EXERCISE DATA:

☆ ☆ ☆

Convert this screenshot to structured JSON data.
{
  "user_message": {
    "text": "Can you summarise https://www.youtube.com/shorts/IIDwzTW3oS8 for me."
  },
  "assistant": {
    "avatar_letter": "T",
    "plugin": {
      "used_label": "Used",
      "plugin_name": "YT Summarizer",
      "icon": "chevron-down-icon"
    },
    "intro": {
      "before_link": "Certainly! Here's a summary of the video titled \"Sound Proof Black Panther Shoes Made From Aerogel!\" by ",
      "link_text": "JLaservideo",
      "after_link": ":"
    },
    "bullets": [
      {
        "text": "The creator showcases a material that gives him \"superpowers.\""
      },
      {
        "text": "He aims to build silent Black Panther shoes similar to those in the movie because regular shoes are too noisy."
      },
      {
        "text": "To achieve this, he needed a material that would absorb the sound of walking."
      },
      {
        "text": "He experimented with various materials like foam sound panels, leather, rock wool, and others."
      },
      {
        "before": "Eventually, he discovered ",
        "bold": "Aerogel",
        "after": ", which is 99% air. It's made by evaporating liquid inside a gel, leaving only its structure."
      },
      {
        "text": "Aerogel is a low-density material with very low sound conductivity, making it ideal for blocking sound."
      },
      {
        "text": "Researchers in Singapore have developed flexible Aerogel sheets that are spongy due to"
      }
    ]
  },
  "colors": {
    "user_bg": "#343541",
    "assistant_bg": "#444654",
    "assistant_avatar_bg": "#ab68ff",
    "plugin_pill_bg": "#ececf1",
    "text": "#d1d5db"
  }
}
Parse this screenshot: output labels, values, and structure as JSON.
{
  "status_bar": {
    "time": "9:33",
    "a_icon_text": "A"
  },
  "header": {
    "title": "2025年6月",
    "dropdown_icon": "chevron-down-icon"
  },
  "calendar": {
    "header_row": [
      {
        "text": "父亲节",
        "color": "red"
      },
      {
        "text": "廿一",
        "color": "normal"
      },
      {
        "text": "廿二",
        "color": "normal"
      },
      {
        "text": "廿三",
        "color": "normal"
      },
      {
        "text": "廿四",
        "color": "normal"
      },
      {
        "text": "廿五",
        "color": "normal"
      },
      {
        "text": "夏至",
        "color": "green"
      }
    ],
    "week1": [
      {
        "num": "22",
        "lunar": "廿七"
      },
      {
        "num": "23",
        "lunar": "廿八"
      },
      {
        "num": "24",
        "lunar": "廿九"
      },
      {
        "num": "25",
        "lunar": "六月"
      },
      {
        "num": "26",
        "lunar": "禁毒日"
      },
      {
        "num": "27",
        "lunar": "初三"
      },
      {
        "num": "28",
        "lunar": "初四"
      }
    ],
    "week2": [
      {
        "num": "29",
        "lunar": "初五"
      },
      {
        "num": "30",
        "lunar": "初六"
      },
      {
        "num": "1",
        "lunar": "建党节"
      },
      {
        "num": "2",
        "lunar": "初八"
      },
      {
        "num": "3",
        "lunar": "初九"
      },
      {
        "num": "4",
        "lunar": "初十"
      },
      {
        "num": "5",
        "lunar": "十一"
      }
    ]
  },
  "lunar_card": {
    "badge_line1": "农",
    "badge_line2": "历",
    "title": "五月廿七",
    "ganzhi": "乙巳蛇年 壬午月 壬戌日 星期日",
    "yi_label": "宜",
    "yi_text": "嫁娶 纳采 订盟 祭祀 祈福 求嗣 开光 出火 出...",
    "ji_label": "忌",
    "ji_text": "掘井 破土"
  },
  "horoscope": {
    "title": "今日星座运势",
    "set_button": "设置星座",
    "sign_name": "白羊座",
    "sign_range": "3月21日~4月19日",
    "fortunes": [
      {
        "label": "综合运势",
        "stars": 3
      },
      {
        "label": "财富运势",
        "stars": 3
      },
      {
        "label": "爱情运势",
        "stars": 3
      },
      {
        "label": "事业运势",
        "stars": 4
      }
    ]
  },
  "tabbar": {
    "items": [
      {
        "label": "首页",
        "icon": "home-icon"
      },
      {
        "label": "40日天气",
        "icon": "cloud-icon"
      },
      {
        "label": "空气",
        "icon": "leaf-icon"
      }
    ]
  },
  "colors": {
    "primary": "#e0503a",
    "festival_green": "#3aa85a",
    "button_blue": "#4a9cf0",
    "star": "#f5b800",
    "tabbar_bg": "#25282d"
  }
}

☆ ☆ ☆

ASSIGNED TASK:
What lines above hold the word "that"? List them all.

RESPONSE BELOW:
        "text": "The creator showcases a material that gives him \"superpowers.\""
        "text": "To achieve this, he needed a material that would absorb the sound of walking."
        "text": "Researchers in Singapore have developed flexible Aerogel sheets that are spongy due to"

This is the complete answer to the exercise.